MC: Tell us more about this.
RM: We have noticed that we have had defined benefit (DB) schemes and those didn’t work. With a DB fund, employers sink and members survive. With DBs you promise the member a certain percentage of the final salary for retirement. But what that means is that when shocks happen, it’s the employer who carries the risk. Where we have inflation or loss of value, your employer still needs to give you a salary in real terms. That becomes very expensive for funds. A majority of them moved to Defined Contribution.
MC: Please explain more about this.
RM: With this one it is what you contribute plus return. In that instance the member carries all the risk. That is the reason why we are where we are today. It is because whenever there is a shock it is the member who feels it. We want a relook of those models, taking lessons from what we have seen in order to come up with a model where external risks are shared between the contributing member, employer and perhaps active pensioners.
MC: What are your thoughts around sovereign paper?
RM: We have been engaging with the regulator and the Ministry of Finance and Economic Development to say we have seen what happens when we have government paper which is not linked to inflation. In an inflationary environment it results in loss of value. I think the government has been responsive to that. We really need to market the country so that we can get new money coming in. Having said that, I still think we can use available resources to drive those investments, recapitalise companies rather than wait for foreign direct investment (FDI). If we use the capital we have, we can grow the economy without depending on FDI.
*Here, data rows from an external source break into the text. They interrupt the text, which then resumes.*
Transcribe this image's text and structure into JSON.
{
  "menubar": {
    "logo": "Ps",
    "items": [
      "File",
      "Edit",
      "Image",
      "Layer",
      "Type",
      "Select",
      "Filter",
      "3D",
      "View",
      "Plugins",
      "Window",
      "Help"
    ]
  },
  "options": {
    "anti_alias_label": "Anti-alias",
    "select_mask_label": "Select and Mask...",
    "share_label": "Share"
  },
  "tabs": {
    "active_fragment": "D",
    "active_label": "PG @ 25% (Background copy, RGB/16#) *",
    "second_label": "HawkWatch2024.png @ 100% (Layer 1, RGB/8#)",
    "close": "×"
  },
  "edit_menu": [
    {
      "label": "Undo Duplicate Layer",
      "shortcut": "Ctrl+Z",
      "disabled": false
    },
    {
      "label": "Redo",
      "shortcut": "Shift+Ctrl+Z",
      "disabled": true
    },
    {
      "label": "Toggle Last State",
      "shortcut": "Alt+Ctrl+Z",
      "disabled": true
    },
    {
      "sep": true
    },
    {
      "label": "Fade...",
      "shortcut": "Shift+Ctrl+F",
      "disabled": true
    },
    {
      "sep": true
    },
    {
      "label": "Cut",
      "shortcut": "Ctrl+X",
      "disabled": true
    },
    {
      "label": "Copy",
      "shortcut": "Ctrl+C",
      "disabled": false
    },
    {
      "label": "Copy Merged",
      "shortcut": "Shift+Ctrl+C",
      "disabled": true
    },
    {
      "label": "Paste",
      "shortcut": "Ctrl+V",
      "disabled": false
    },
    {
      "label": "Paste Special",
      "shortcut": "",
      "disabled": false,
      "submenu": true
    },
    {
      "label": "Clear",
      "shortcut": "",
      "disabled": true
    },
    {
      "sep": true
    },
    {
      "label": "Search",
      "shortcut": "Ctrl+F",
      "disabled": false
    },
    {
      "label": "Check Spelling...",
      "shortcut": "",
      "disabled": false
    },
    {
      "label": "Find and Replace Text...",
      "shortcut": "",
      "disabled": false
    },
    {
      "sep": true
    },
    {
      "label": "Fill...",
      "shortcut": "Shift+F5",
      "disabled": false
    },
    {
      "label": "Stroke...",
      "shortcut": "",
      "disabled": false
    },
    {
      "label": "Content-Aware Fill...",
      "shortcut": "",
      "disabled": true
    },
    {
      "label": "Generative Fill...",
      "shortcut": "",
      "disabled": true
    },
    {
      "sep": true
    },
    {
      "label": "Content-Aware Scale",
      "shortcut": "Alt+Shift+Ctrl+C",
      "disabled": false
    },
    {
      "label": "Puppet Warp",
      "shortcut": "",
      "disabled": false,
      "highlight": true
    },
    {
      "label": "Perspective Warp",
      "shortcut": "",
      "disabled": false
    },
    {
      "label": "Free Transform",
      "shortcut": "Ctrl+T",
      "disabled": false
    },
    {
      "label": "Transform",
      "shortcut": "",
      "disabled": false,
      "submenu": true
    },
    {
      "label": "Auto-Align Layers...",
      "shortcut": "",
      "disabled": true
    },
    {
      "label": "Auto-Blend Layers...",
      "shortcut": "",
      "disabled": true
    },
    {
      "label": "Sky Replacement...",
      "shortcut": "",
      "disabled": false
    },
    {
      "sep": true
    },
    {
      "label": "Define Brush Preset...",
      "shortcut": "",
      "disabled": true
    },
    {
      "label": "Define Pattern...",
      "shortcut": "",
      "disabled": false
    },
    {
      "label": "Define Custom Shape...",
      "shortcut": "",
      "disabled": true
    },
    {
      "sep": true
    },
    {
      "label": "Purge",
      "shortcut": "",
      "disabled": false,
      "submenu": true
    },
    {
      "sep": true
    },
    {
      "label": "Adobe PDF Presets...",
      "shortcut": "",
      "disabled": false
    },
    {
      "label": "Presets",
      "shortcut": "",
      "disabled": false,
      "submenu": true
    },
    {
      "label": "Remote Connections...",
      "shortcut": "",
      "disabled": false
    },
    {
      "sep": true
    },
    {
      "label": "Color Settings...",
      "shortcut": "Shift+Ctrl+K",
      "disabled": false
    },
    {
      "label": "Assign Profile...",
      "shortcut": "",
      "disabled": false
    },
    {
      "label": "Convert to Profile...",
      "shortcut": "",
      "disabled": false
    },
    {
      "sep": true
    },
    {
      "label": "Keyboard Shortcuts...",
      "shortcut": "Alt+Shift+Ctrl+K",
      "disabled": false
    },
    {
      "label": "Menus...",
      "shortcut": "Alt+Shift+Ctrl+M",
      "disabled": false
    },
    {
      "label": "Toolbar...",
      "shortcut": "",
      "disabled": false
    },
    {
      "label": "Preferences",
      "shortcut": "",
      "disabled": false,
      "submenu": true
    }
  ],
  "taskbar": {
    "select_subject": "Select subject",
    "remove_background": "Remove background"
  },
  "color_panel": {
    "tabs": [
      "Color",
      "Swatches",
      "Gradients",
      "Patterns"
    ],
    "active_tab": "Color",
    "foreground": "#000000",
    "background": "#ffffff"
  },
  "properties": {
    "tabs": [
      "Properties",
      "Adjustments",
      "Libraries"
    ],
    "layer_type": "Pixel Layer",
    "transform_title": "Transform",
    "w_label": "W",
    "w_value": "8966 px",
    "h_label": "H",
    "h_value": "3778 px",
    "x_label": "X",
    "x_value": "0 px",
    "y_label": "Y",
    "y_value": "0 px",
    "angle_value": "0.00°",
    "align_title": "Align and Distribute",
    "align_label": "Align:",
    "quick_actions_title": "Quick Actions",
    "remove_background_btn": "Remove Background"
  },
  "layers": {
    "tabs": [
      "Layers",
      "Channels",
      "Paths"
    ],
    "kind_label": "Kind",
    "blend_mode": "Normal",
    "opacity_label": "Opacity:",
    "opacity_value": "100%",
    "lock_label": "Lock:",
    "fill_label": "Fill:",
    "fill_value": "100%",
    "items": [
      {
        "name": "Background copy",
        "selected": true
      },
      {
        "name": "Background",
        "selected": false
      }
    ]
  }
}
MC: And you have indicated that pension funds are receiving less and less.
RM: I don’t have the numbers off hand. But what I can tell you is that because of an uncertain environment the remuneration structure has changed. Pension fund rules normally base amounts they get on the pensionable salary. Previously, 90% of your total pay would be pensionable with 10% being allowances. What we see today is that probably 20% is pensionable and 80 % is non-pensionable allowances.
Because it’s non-pensionable, what you are now putting into the pension fund is 5% of a very small amount because most employers do not want to commit. We have coined the phrase economic hardship allowances and we have said those allowances can be taken away if things improve. The fact that they will be taken away means it can’t contribute to your pension and that is why it has been dwindling over time. Let’s have a relook. Can employers not change the base?
MC: Most pension funds have properties that are experiencing huge voids. What damage has been inflicted by Covid-19?
RM: Covid-19 came but the truth is that we were already in a crisis. Even before the pandemic, the issue of voids was already there. The reason for voids is that companies are shrinking. When they are retrenching, they require less space. Yes, when Covid-19 came, people worked from home. But for me, the issue is the economic crisis. When the economy is vibrant, you have demand for warehouse office space.
MC: What is your outlook as an association?
RM: I have spoken about rebuilding, and rebuilding means all Zimbabweans must participate. As Zimbabweans we complain a lot. Can we do what we do as individuals, politics aside? At an individual level if I’m not contributing pensions and I’m not saving, I can’t expect the country to prosper.
If we are able to pull investments and the contributions and direct how we want to invest, a lot can be done. We can invest in hospitals, or invest into re-capitalising companies but only as a collective effort.